I read your recent writing, and I gotta say a girl like you deserves better than to be treated like that. If you ever want to chat, here’s my kik.
Whenever I post an essay that recounts a conflict in one of my relationships (past or present), I’ll predictably get a handful of messages that go a little something like that. It happened most recently with a post called “When You’re Tired of Being the Only Person Who Knows There’s Trouble in Your Relationship.” When I sat down to write it, I wasn’t really thinking of any one person or incident. Instead, I channeled a certain kind of frustration I’ve felt in various long-term relationships over my life. It’s more of a general, historical observation. One I’ve been trying for years to distill into word form.
However, sometimes people take it to mean that I’m having issues in my relationship currently and rush in with their DTMFA (dump that mofo already) pronouncements in private messages and “girl you need a Real Man (™) to treat you right and that man is me.”
Seizing the opportunity, like so: “I hear Sprint isn’t treating you so well… So here I am, AT&T, to solve all your problems.” Flirt sharks show up when you’re wounded. It’s “How do you feel about your current telephone provider?” Except with love and sex.
Does Being a Flirt Shark Actually Work?
It isn’t the first time, and I’m sure it won’t be the last. I was surprised the first few times, but now I’m just confused.
I suppose it isn’t much different than lawyers who chase ambulances. Handing out their accident and personal injury claim cards to the person strapped on to the stretcher.
Or the way that sharks gravitate toward blood in the water, knowing that a wounded meal must lie close by.
In those terms, relationship conflict can well seem like opportunity. An easy foot in the door.
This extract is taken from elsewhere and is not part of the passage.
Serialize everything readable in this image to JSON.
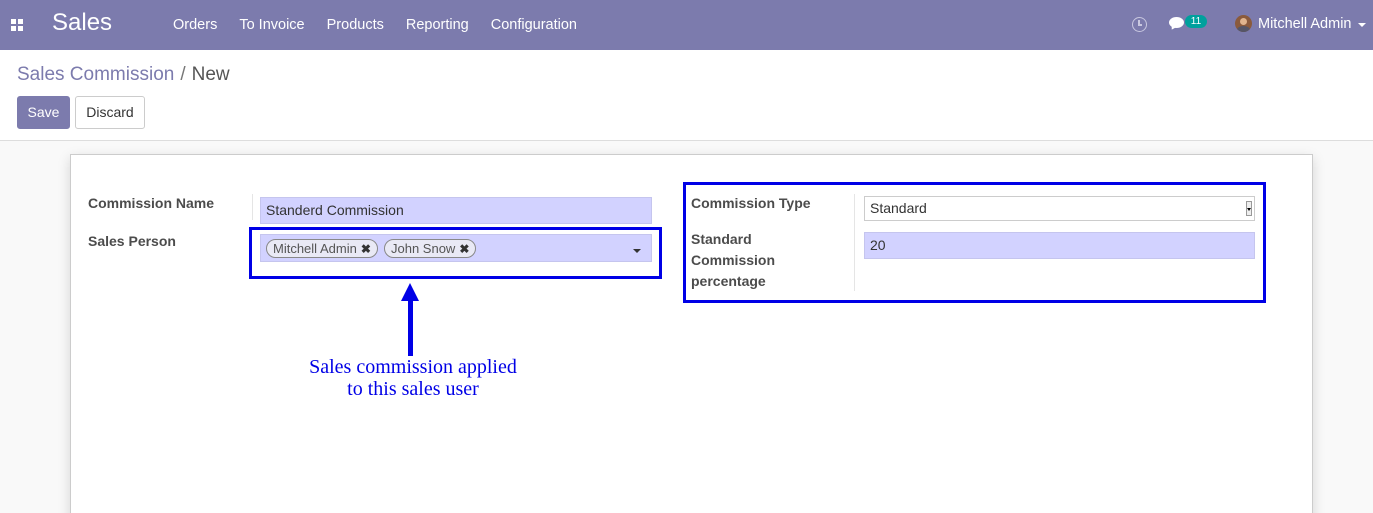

The series of dropped calls that make AT&T look more attractive than ever.
Except I’ve never had it happen that way, with previously unknown people. I’ve never had a stranger show up at a low point in another relationship and sweep me off my feet by flirting at just the right time.
But it must work, right? At least sometimes. Otherwise, it wouldn’t be such a standard phenomenon.
Am I missing something here?
My new book is out!